HUD said it would change rules that required the repayment of "duplicate" benefits for victims who got up to $20,000 in additional compensation from FEMA after the storm — sparing about one-third of storm-ravaged homeowners from having to pay back the funds.
"These families have suffered enough and shouldn’t be further victimized through no fault of their own," said Harriet Tregoning, deputy assistant Secretary for Community Planning and Development for the agency, in a statement.
"We have a larger responsibility to facilitate recovery, not to hinder it just because these families didn’t receive sufficient flood insurance payments."
Under the old HUD rules, about 3,000 New Yorkers in Build It Back would have been required to pay back funds used for repairs if they reopened their claims, the New York Daily News reported.
If FEMA found homeowners were owed more money than originally assessed, they would have been required to repay Build It Back funds because it was only supposed to be doled out after their insurance payments were depleted.
"This will allow homeowners who have received FEMA flood insurance proceeds to continue focusing on what is most important — building back better and stronger with the next storm in mind," Gov. Andrew Cuomo said in a statement.
HUD officials said they overturned the rule for "duplicate" payments after thousands of homeowners reported originally receiving insufficient funds because FEMA contractors allegedly underreported damage to their homes.
"Under normal circumstances, federal agencies should of course strictly enforce rules to limit benefits duplication. In this case, though, Sandy victims have been put through the ringer: fraudulent engineering reports, nonsensical SBA loan regulations, and constantly changing guidelines — all caused by government bureaucracy," Rep. Dan Donovan said in a statement.
"HUD’s rule change finally places the victim first."
Victims who received more than $20,000 in additional payments will still need to have their cases re-examined to see if they would need to repay the funds, HUD said.
Aside from the rules change, Sandy victims got another break on Wednesday with FEMA extending the deadline for them to review their claims from Sept. 15 to Oct. 15.

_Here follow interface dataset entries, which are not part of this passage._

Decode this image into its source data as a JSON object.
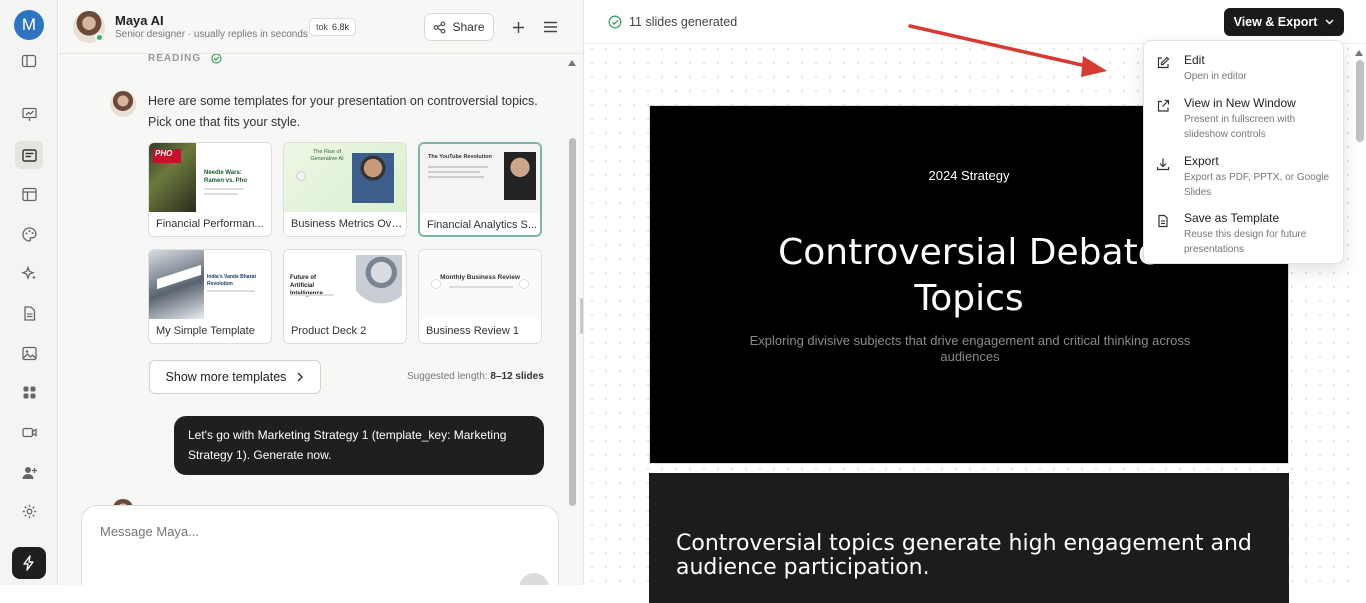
{
  "rail": {
    "avatar_letter": "M"
  },
  "chat": {
    "assistant_name": "Maya AI",
    "assistant_subtitle": "Senior designer · usually replies in seconds",
    "tokens_label": "tok",
    "tokens_value": "6.8k",
    "share_label": "Share",
    "reading_label": "READING",
    "assistant_message": "Here are some templates for your presentation on controversial topics. Pick one that fits your style.",
    "templates": [
      {
        "label": "Financial Performan..."
      },
      {
        "label": "Business Metrics Ove..."
      },
      {
        "label": "Financial Analytics S..."
      },
      {
        "label": "My Simple Template"
      },
      {
        "label": "Product Deck 2"
      },
      {
        "label": "Business Review 1"
      }
    ],
    "thumb_text": {
      "t1_title": "Needle Wars: Ramen vs. Pho",
      "t1_tag": "PHO",
      "t2_title": "The Rise of Generative AI",
      "t3_title": "The YouTube Revolution",
      "t4_title": "India's Vande Bharat Revolution",
      "t5_title": "Future of Artificial Intelligence",
      "t6_title": "Monthly Business Review"
    },
    "show_more_label": "Show more templates",
    "suggested_prefix": "Suggested length:",
    "suggested_value": "8–12 slides",
    "user_message": "Let's go with Marketing Strategy 1 (template_key: Marketing Strategy 1). Generate now.",
    "composer_placeholder": "Message Maya..."
  },
  "main": {
    "status": "11 slides generated",
    "view_export_label": "View & Export",
    "menu": [
      {
        "title": "Edit",
        "desc": "Open in editor",
        "icon": "edit-icon"
      },
      {
        "title": "View in New Window",
        "desc": "Present in fullscreen with slideshow controls",
        "icon": "external-link-icon"
      },
      {
        "title": "Export",
        "desc": "Export as PDF, PPTX, or Google Slides",
        "icon": "download-icon"
      },
      {
        "title": "Save as Template",
        "desc": "Reuse this design for future presentations",
        "icon": "document-icon"
      }
    ],
    "slide1": {
      "kicker": "2024 Strategy",
      "title_line1": "Controversial Debate",
      "title_line2": "Topics",
      "subtitle": "Exploring divisive subjects that drive engagement and critical thinking across audiences"
    },
    "slide2": {
      "text": "Controversial topics generate high engagement and audience participation."
    }
  },
  "colors": {
    "accent_dark": "#1a1a1a",
    "online": "#2fb463",
    "annotation_arrow": "#d63a32",
    "check_green": "#3aa35c"
  }
}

"That process is working and putting hard-earned dollars back into the pockets of Sandy victims and that is why I fought so hard to see it put in place," Sen. Charles Schumer said in a statement. "An extension makes sense and will allow more homeowners who feel like they have been shortchanged to be made whole."